Then, I headed off to the panel, Crafts, Hobbies and Murders. Before the panel even started, I was able to get a couple pictures. Donna Andrews' picture didn't turn out good yesterday, but it turned out she was sick. So, it wasn't just lighting. She agreed to be in a second picture.

Donna Andrews

And, Ann Parker, author of the Silver Rush mysteries, was in the audience behind me.
Ann Parker
Author Beth Groundwater was also in the audience to hear this panel.
Me and Beth Groundwater

I was lucky enough to get a picture of Camille Minichino, author of the Periodic Tables mysteries under that name, and the Miniature mysteries, written as Margaret Grace.

Camille Minichino

When the entire panel came together, it turned out they all wrote mysteries for Berkley Prime Crime.

Camille Minichino, Maggie Sefton, Avery Aames & Christine Goff

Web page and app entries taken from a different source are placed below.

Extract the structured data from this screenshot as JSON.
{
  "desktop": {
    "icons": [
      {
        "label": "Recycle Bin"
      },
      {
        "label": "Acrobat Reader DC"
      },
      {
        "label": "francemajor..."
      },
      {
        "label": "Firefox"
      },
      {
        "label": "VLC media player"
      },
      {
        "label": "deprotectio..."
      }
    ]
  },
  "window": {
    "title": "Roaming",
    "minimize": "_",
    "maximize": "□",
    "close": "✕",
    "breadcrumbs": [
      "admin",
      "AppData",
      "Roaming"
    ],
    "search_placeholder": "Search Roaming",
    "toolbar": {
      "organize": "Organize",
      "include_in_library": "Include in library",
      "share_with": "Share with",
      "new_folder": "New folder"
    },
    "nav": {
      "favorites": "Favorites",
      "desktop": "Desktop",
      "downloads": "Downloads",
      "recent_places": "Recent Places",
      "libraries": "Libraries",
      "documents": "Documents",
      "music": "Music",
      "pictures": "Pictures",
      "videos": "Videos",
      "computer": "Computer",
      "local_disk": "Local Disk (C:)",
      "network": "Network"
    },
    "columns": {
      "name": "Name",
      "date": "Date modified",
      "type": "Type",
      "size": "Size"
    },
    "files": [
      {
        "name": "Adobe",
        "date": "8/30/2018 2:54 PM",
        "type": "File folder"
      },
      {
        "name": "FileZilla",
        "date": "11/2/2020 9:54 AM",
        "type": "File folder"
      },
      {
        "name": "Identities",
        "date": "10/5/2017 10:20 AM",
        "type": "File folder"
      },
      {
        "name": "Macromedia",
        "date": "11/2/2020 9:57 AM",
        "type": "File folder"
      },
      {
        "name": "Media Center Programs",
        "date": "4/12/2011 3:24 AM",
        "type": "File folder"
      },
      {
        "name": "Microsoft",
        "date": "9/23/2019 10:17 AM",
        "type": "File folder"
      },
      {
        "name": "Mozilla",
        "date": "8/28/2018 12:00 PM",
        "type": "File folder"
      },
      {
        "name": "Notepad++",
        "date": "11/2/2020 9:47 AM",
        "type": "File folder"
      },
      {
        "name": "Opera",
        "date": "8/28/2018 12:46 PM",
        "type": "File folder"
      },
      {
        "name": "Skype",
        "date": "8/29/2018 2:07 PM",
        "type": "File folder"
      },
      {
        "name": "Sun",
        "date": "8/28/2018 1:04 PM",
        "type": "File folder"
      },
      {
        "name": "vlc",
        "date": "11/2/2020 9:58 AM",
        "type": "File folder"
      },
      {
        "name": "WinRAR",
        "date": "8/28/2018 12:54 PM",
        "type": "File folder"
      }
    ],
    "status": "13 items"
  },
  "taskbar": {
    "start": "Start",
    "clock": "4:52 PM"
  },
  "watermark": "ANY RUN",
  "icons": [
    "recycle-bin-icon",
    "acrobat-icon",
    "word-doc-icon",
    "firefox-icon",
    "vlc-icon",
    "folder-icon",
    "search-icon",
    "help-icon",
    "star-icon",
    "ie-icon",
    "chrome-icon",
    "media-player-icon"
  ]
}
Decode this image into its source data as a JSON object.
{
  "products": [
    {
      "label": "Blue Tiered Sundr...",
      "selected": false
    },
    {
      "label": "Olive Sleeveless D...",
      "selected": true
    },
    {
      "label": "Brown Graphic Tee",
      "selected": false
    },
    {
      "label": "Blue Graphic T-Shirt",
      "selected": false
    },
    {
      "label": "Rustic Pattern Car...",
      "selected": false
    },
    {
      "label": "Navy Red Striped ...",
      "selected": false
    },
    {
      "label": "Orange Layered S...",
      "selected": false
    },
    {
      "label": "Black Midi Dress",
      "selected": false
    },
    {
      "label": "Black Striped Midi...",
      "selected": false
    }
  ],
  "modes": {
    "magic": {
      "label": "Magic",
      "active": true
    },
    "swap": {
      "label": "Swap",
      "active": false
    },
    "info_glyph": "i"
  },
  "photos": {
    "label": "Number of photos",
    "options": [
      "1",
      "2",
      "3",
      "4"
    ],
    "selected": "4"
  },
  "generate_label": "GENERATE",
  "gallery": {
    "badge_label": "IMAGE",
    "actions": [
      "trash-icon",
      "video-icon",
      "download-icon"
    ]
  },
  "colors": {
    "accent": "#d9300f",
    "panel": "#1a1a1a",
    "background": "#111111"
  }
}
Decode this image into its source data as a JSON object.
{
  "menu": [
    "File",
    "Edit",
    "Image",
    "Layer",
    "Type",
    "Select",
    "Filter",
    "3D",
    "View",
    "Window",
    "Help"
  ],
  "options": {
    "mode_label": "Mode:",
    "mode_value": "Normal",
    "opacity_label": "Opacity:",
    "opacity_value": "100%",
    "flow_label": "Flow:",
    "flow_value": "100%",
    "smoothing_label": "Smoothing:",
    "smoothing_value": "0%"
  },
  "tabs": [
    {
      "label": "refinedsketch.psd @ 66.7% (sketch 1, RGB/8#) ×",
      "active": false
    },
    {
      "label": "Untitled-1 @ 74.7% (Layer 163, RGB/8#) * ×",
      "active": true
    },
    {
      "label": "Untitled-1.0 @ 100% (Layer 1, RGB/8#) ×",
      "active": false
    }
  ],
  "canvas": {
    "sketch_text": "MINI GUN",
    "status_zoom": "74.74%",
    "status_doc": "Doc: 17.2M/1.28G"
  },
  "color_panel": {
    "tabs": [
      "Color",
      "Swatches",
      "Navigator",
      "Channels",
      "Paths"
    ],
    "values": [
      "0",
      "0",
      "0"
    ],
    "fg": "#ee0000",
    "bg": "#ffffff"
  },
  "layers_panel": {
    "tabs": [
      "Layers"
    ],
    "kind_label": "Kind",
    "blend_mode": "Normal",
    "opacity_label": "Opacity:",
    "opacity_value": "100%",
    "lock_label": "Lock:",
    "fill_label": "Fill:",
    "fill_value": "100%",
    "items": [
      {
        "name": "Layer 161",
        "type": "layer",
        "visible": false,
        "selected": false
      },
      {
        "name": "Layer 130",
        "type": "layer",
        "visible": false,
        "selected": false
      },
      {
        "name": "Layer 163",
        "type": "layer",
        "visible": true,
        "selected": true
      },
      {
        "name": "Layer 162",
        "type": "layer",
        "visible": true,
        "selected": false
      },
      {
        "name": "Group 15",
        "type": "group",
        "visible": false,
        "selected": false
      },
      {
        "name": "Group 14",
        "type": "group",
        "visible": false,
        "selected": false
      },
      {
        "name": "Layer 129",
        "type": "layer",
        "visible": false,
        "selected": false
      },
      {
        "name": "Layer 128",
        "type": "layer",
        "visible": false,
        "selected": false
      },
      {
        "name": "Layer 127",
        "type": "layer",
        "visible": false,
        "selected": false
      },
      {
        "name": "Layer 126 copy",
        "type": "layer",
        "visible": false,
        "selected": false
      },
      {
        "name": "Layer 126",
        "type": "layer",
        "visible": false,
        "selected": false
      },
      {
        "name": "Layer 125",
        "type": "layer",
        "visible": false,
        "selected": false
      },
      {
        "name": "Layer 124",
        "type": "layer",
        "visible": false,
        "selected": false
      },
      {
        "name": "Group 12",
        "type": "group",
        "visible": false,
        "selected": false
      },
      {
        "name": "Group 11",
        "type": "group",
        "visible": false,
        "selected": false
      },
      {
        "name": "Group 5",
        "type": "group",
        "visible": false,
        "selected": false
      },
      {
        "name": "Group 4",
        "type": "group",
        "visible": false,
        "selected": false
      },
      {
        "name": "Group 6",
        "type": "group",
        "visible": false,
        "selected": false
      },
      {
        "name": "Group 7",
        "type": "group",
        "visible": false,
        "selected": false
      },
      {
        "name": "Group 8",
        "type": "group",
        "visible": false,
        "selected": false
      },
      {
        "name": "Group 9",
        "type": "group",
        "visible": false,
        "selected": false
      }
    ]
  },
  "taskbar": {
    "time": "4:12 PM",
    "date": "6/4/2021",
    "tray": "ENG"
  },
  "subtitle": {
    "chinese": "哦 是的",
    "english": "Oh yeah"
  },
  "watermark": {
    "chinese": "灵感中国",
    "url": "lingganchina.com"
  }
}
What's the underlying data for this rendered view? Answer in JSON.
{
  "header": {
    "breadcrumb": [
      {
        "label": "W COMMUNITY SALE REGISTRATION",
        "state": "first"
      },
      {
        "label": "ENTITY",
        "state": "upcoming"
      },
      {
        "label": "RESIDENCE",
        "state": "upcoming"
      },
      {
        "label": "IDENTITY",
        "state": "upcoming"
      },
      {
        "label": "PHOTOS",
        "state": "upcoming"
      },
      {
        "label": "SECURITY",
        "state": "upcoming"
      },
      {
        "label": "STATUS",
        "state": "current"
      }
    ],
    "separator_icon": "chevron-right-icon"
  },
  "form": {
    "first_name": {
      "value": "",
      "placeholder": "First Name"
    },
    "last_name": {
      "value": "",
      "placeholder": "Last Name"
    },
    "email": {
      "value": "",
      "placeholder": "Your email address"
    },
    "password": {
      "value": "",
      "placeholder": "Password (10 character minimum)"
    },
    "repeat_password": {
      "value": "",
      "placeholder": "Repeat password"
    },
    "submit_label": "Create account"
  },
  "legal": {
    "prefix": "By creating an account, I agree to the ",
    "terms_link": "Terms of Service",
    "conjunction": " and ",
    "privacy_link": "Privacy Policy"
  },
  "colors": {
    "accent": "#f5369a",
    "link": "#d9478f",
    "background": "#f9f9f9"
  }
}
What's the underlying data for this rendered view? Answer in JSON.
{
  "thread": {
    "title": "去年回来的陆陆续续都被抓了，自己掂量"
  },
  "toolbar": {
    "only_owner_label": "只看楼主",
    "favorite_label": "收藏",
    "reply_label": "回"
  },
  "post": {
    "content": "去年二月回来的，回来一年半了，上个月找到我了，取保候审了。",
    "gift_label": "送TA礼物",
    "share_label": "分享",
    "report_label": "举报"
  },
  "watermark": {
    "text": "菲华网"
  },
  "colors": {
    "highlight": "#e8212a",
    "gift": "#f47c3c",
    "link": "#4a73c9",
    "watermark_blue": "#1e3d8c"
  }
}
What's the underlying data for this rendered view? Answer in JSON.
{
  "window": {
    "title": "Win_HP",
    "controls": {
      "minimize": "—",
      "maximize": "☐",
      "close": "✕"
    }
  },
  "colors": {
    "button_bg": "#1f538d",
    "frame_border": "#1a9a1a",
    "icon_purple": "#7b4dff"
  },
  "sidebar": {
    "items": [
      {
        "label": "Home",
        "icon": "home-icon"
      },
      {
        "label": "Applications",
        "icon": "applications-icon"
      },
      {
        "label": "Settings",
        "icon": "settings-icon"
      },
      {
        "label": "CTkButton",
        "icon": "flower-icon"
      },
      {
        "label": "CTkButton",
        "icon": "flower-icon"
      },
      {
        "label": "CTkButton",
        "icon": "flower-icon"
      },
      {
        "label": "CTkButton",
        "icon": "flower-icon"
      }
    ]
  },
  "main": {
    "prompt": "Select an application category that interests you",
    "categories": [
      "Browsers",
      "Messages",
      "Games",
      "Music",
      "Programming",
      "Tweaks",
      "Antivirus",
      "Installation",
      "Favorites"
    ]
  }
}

The next panel of the day was actually one of the liveliest. I didn't take pictures at the panel called Industry Professionals on Publishing, but the recap will make for interesting reading when it gets posted. Barbara Peters, founder of Poisoned Pen Bookstore, and co-founder and editor of Poisoned Pen Press was the moderator. Panelists were Kimberley Cameron, literary agent at Kimberley Cameron & Associates; Keith Kahla, an Executive Editor at St. Martin's Press/Minotaur; Larry Light, Executive V-P of Mystery Writers of America; Janet Reid, literary agent; and Jodie Renner, a freelance editor. Needless to say, it was a full house to hear these authors.

I did get a picture of friends after this panel. Two members of Desert Sleuths, along with Avery Aames. Avery's The Long Quiche Goodbye has been nominated for an Agatha award.

R.K. Olson, Avery Aames and Chantelle Aimee Osman

Before the last panel of the morning, I ran into author Deb Baker.

Deb Baker and Me

The panel was called Breaking Barricades & Opening Doors, with moderator David Morrell, and panelists Johnny D. Boggs, Michael McGarrity and Zoë Sharp.

Zoe Sharp & David Morrell
 During the lunch break, I was finally able to meet two women I think are goddesses. First, I met Maddee James, web designer to the stars at Maddee designs web sites for authors, and this blog wouldn't exist without her help six years ago. Thank you, Maddee! And, I hope to see her again at the conference.

I have Vicki Delany to thank for finally getting me together with Janet Rudolph. Janet is the editor of Mystery Readers Journal. And, then there's her blog, Dying for Chocolate. Janet's fabulous.

Janet Rudolph
Since I ran into Steve Brewer, author of seventeen crime novels, including the Bubba Mabry private eye stories, I asked for a photo. We actually ran into each other in the elevator.

Steve Brewer
The last panel of the day was Living Diversity: Mysteries with a Difference. R.J. Harlick was the moderator. Panelists were Gar Anthony Haywood, Deborah J. Ledford, Neil Plakcy and Darryl Wimberley. I was able to get pictures of three of them in the book signing room.

Neil Plakcy and Darryl Wimberley
And, I had the chance to thank Gar Anthony Haywood who told me I had to read Ed McBain. He was right.

Gar Anthony Haywood
 It was a full afternoon. From there, I went to hear Toastmaster Steve Brewer interview Guest of Honor Steven Havill.

Steven Havill, interviewed by Steve Brewer
And, I ended the day at the Welcoming Reception. Pari Noskin Taichert, chair of this Left Coast Crime Conference, did a wonderful job. The reception started with a stunning performance by the Ice Mountain Dance Group from Ohkay Owingeh Pueblo, who included a blessing for the conference. Paprri then thanked all the volunteers, and read an official proclamation from New Mexico's first female governor, who said she was a mystery reader, and proclaimed March 25, 2011 as Left Coast Crime Day in New Mexico. But, the focus on tonight's program was on the award nominees at the conference. Congratulations to all of them.

Some of the Award Nominees - Kris Neri, Kelli Stanley, Deborah J. Ledford and Rebecca Cantrell
The Rocky Mountain Writers' Group fed us well at the reception, and I ended the evening with just a few casual shots.

R.K. Olson, Lifetime Achievement Honoree Martin Cruz Smith, and Zoe Sharp
Rebecca Cantrell and Gabriella Herkert
 Terrific day. Tomorrow will be just as busy, culminating with the Awards Banquet tomorrow night. That includes a special song by Parnell Hall. Can't wait!